- _The task_: Retype every record that appears below, unchanged.

- _Listed records_:

::::::::::

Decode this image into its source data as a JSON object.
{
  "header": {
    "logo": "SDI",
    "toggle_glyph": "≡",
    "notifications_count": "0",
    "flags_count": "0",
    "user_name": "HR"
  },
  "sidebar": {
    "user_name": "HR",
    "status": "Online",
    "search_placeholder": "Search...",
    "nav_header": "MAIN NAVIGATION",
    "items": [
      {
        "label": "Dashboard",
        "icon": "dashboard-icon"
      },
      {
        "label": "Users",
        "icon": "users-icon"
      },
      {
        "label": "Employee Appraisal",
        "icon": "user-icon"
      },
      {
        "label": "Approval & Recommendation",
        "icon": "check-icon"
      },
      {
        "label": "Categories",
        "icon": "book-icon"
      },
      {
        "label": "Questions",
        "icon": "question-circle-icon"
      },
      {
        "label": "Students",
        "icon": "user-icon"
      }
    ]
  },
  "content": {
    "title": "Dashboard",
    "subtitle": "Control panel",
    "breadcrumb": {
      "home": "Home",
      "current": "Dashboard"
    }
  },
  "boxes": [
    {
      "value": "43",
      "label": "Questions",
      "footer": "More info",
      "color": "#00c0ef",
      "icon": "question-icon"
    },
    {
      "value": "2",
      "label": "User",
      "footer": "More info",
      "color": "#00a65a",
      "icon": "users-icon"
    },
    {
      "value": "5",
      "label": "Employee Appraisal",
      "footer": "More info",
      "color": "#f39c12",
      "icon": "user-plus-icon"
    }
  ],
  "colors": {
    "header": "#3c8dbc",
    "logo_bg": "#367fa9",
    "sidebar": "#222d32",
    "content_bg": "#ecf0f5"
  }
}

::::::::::

- _Response box_:
Decode this image into its source data as a JSON object.
{
  "header": {
    "logo": "SDI",
    "toggle_glyph": "≡",
    "notifications_count": "0",
    "flags_count": "0",
    "user_name": "HR"
  },
  "sidebar": {
    "user_name": "HR",
    "status": "Online",
    "search_placeholder": "Search...",
    "nav_header": "MAIN NAVIGATION",
    "items": [
      {
        "label": "Dashboard",
        "icon": "dashboard-icon"
      },
      {
        "label": "Users",
        "icon": "users-icon"
      },
      {
        "label": "Employee Appraisal",
        "icon": "user-icon"
      },
      {
        "label": "Approval & Recommendation",
        "icon": "check-icon"
      },
      {
        "label": "Categories",
        "icon": "book-icon"
      },
      {
        "label": "Questions",
        "icon": "question-circle-icon"
      },
      {
        "label": "Students",
        "icon": "user-icon"
      }
    ]
  },
  "content": {
    "title": "Dashboard",
    "subtitle": "Control panel",
    "breadcrumb": {
      "home": "Home",
      "current": "Dashboard"
    }
  },
  "boxes": [
    {
      "value": "43",
      "label": "Questions",
      "footer": "More info",
      "color": "#00c0ef",
      "icon": "question-icon"
    },
    {
      "value": "2",
      "label": "User",
      "footer": "More info",
      "color": "#00a65a",
      "icon": "users-icon"
    },
    {
      "value": "5",
      "label": "Employee Appraisal",
      "footer": "More info",
      "color": "#f39c12",
      "icon": "user-plus-icon"
    }
  ],
  "colors": {
    "header": "#3c8dbc",
    "logo_bg": "#367fa9",
    "sidebar": "#222d32",
    "content_bg": "#ecf0f5"
  }
}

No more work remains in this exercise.